Our Company Commander then directed my platoon to deploy to a pier near the Saudi/Kuwait border. We would be leaving the relative safety of the company/battalion area to protect a special forces contingent operating from that pier. We received intelligence that a contingent of Iraqi forces was moving south to attack the pier.
As we were loading onto the trucks to leave our perimeter, it came to my attention that another of my Marines, a Private First Class, was claiming to be a Conscientious Objector and did not want to leave the battalion area. Under the chaos of these unfolding events, taking place in complete darkness, I went over to this young Marine who was previously viewed as one of the toughest in the platoon. I sat next to him in the dark and listened to him as he cried and told me that he wanted to be designated as a Conscientious Objector and to be sent home. “I can’t do this Sir,” are words forever burned into my memory.
Of all the exemplary tactical and leadership training I received in Quantico for the past year or so before the war, I was not prepared for this circumstance. I had no frame of reference or example to fall back on to guide me. I simply relied on my humanity, and told him I understood his fear as it was totally normal to feel frightened in the moment, as did I. However, we had a job to do, and I and his fellow Marines needed him to do his part now, as they were expecting me to do my job. He nodded his head and reluctantly boarded that truck shortly thereafter.
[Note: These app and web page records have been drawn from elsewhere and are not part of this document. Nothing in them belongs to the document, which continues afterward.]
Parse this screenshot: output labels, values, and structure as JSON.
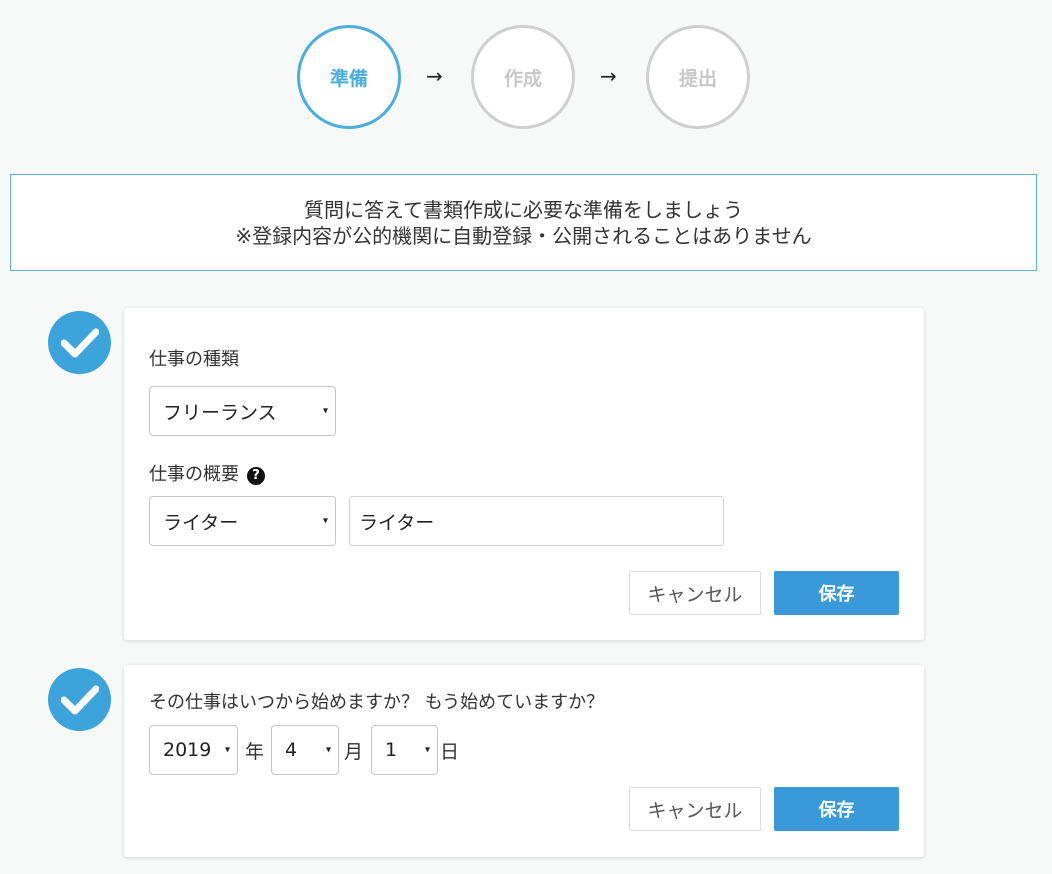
{
  "steps": [
    {
      "label": "準備",
      "active": true
    },
    {
      "label": "作成",
      "active": false
    },
    {
      "label": "提出",
      "active": false
    }
  ],
  "arrow": "→",
  "notice": {
    "line1": "質問に答えて書類作成に必要な準備をしましょう",
    "line2": "※登録内容が公的機関に自動登録・公開されることはありません"
  },
  "card1": {
    "job_type_label": "仕事の種類",
    "job_type_value": "フリーランス",
    "job_summary_label": "仕事の概要",
    "help_icon": "?",
    "job_summary_select": "ライター",
    "job_summary_input": "ライター",
    "cancel_label": "キャンセル",
    "save_label": "保存"
  },
  "card2": {
    "question": "その仕事はいつから始めますか？ もう始めていますか？",
    "year_value": "2019",
    "year_unit": "年",
    "month_value": "4",
    "month_unit": "月",
    "day_value": "1",
    "day_unit": "日",
    "cancel_label": "キャンセル",
    "save_label": "保存"
  },
  "caret": "▾",
  "colors": {
    "accent": "#4aaee0",
    "check_bg": "#3da4db",
    "save_bg": "#3a9ad9",
    "inactive_step": "#cfcfcf"
  }
}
Upon reflection, not once did I feel like me admitting to my men that I too was scared in the moment that my leadership would be diminished in their eyes. I hoped seeing me go about my duties gave them the feeling that yes, the lieutenant is human; he isn’t pretending to not be scared when he is; he is not a robot who will recklessly throw our lives away. By admitting my own fears/vulnerabilities in a measured way, I believe that my Marines saw that if their leader was able to carry on under such circumstances, they too would be able to weather the storm. The power of example would not be diminished by acknowledging the reality of the situation.
I also did not look at the two Marines referenced here as anything other than human beings, expressing normal emotions in very trying circumstances. Just as a father would not look down on his son for expressing uncertainty in fearful times, neither did I to my men. They were both good Marines and continued to be so; they simply needed some reassurance during a period of incredible stress. I am glad that they felt comfortable enough to express their true feelings and vulnerabilities to me.
Peel back the belief that you, as the leader, always need to appear impervious to difficulties, and doubts. When you express the appropriate level of vulnerability at the appropriate time, you will appear stronger, not weaker, to those entrusted to your care.
- Dan Mehdi, Eagle 6 Training